Prepping bow staves is a fair amount of work made easier with the right tools and a little experience. The examples below have aged for about 6 years, 11 months in a dark, dry barn. These are nearly all hickory and therefore, are generally easy to split if the grain is respected. I use an old froe and hammer for most of my splitting and only resort to wedges or power tools in rare, generally green cases. As most of the staves that I cut personally are 6’6″ – 7′ long, this is the time when they are sawed to a rough length; generally 65 – 70″. They are left long initially to prevent any checking caused during the drying process to interfere with the bow.
These staves are massive and can often be made into two or three bows in the end. Two from the outer portion and one from the inner. This isn’t always true for some older hickories as the heartwood “sets” and becomes dark and brittle. This tree was large enough and fast growing so doesn’t seem to be a problem. It is difficult to tell from the photo above but this is an extremely large piece of wood. It was weighed a few days after felling at 79.5 lbs. It was weighed again, just prior to splitting at 48 lbs. That is nearly 30 lbs (5 gallons) of water that evaporated.
The above photo shows the froe in use, prying the two halves apart without much effort.
The staves can now be safely de-barked, a relatively easy task on hickory, but not so with Osage orange (below).

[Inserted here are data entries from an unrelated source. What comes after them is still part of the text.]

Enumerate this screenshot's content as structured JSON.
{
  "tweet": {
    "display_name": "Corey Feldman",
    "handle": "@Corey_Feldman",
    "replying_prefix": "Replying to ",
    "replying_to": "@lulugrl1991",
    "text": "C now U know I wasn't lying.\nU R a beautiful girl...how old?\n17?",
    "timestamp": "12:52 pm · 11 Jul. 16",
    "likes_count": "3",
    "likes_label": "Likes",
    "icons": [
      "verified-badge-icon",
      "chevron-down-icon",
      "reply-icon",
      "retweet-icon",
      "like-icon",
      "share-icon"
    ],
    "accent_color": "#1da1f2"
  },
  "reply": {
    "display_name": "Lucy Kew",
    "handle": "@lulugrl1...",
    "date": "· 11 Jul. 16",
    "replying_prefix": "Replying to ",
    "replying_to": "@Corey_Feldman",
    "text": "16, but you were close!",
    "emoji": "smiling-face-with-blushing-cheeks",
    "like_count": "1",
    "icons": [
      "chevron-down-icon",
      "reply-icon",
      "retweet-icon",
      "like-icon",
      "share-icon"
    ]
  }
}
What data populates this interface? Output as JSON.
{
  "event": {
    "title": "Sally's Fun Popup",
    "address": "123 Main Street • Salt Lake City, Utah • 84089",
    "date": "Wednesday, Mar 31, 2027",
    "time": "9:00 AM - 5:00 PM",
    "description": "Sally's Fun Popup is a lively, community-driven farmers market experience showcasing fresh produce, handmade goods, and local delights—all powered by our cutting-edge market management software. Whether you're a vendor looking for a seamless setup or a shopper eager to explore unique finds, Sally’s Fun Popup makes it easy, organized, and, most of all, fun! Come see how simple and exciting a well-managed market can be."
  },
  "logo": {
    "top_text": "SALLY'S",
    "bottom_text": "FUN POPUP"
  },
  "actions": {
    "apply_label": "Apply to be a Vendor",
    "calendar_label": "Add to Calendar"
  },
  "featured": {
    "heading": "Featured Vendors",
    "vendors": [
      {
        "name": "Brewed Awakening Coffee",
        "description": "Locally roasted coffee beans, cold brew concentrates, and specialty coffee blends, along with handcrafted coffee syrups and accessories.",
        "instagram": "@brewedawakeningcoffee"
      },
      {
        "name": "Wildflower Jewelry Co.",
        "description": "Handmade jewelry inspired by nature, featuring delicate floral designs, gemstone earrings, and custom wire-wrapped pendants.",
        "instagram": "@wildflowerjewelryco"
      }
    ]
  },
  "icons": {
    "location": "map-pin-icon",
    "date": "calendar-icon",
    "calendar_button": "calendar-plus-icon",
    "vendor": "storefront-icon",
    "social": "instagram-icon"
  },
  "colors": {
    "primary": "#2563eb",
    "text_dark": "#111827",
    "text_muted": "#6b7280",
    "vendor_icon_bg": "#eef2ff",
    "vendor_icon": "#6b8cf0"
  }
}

One of the troubles with Osage orange wood is the transitional new growth on the outer (back) of the stave, visible as the white rings. This wood is not useful for bow making and needs to be cleanly removed down to a single growth ring. In the case above, several old growth rings will be removed as well as they are inconsistent and pinch out on the right side of this stave. It is generally wise to choose one of the thicker rings to serve as the back as it is under a lot of tension during the draw.
This is about half the useful bow staves made yesterday with a “whole” stave on the right to show how they begin. This one weighed about 80 lbs green but only about 50 lbs dry. I’ll add more photos as they transform into useful bows.